(Stored data entries)
====

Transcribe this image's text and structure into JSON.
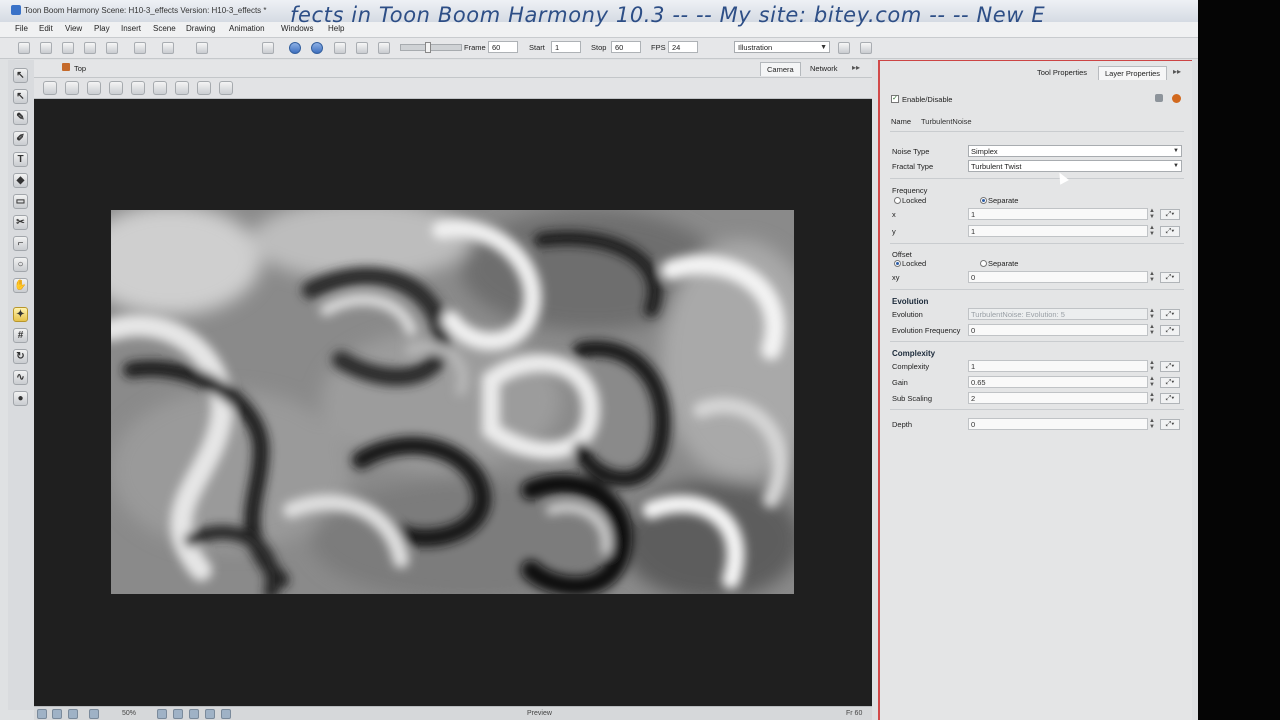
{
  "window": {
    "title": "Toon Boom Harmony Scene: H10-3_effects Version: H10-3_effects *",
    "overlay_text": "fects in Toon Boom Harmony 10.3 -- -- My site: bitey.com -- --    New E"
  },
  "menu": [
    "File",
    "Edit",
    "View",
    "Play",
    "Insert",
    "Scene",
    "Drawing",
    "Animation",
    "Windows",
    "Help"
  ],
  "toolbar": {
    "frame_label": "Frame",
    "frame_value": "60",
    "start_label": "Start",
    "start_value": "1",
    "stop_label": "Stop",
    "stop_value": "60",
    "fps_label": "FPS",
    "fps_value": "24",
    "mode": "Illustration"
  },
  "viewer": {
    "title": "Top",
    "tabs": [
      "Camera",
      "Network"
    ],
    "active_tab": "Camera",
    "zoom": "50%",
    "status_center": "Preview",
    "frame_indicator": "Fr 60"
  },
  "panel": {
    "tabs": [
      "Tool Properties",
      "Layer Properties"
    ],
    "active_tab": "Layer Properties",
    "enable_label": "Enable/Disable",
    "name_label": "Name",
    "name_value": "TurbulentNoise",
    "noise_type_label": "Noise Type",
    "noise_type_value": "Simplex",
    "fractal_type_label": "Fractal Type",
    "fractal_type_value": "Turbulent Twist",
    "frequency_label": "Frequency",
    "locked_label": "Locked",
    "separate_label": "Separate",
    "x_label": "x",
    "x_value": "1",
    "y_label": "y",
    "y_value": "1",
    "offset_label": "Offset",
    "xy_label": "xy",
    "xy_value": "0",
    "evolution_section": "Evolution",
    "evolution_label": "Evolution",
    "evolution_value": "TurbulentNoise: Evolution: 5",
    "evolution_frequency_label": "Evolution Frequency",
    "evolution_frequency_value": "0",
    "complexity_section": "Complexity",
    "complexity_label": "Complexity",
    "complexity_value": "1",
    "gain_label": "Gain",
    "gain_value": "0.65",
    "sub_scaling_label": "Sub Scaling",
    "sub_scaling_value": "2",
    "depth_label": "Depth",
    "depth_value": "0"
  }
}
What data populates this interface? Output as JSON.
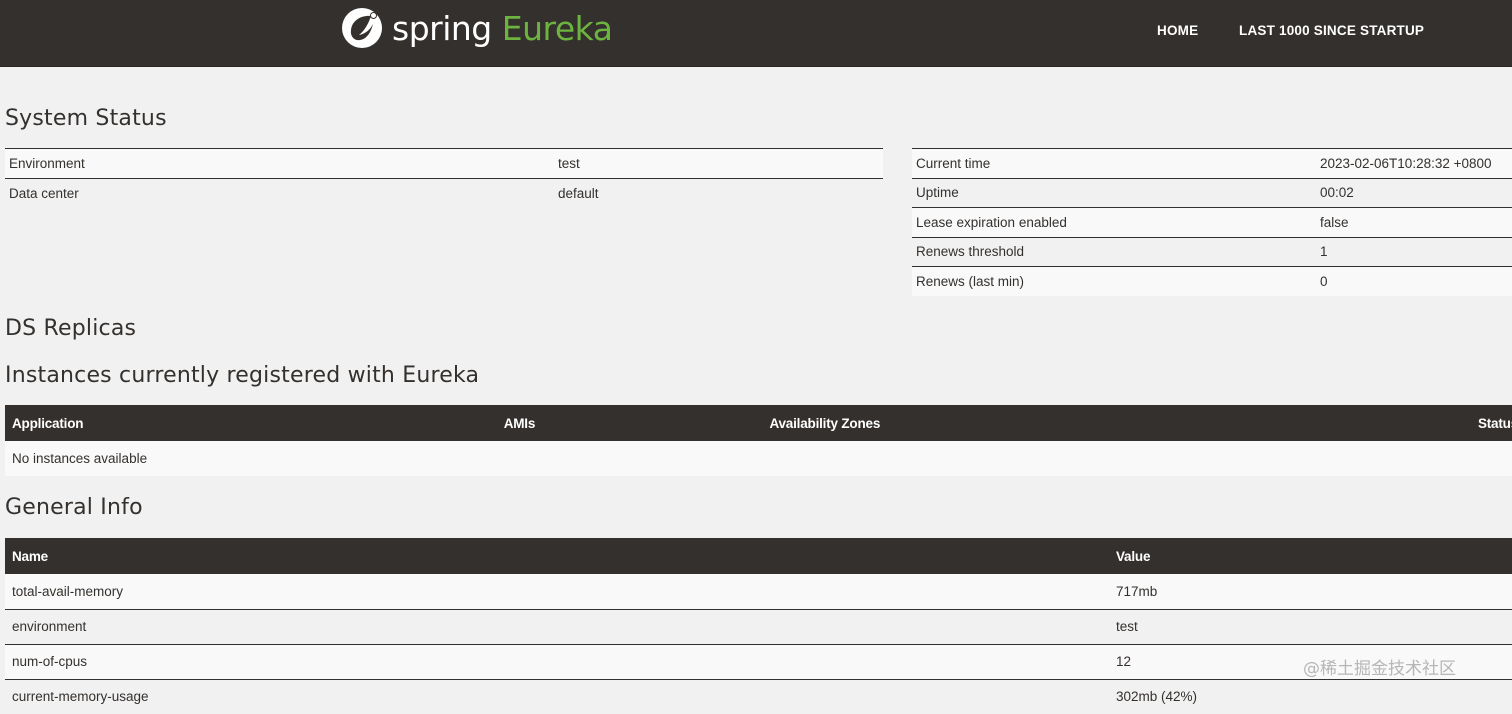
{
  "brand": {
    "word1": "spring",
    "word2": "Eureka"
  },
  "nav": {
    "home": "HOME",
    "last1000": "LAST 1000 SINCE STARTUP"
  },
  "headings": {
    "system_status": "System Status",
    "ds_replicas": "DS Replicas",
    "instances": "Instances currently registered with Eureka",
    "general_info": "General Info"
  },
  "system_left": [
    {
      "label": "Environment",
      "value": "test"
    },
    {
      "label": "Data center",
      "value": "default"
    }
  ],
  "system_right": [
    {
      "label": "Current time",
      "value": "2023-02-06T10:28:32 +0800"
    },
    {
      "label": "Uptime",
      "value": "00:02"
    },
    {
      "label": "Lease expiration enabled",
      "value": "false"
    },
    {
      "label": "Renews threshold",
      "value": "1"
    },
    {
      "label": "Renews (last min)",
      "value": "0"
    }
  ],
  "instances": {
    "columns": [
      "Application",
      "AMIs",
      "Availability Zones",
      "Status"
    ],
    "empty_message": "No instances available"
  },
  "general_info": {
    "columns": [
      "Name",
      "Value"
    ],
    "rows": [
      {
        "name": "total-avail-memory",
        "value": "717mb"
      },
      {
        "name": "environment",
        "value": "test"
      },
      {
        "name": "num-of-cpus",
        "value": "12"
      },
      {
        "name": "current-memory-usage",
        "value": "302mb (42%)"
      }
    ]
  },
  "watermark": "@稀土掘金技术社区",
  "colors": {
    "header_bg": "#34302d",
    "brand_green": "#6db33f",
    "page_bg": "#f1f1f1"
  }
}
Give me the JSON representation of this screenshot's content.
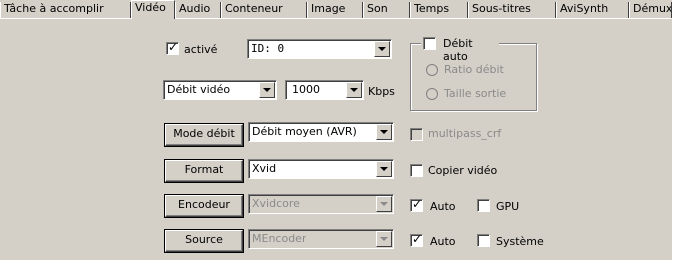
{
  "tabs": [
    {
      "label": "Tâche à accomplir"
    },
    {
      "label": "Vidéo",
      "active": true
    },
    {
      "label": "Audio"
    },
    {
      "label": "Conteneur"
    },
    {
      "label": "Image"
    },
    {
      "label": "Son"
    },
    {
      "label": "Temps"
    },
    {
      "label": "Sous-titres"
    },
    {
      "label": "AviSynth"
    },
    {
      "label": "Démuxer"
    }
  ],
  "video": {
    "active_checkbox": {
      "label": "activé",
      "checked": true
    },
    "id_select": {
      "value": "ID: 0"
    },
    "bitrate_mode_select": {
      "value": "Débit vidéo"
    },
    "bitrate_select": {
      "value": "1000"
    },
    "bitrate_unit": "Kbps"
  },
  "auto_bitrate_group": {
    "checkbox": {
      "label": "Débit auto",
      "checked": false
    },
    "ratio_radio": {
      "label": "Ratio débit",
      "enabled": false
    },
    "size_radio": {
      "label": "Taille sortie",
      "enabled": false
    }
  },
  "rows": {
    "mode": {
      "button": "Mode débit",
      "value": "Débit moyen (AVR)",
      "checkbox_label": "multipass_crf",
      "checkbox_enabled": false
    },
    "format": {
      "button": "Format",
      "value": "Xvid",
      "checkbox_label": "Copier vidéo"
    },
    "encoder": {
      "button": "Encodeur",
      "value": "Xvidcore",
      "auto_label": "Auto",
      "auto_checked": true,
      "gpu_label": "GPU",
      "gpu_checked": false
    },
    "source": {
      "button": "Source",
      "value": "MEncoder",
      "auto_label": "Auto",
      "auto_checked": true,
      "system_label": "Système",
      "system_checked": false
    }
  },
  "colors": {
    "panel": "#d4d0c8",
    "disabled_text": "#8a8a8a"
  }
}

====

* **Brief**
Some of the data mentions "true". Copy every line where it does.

* **Exercise solution**
      "active": true
      "checked": true
      "auto_checked": true,
      "auto_checked": true,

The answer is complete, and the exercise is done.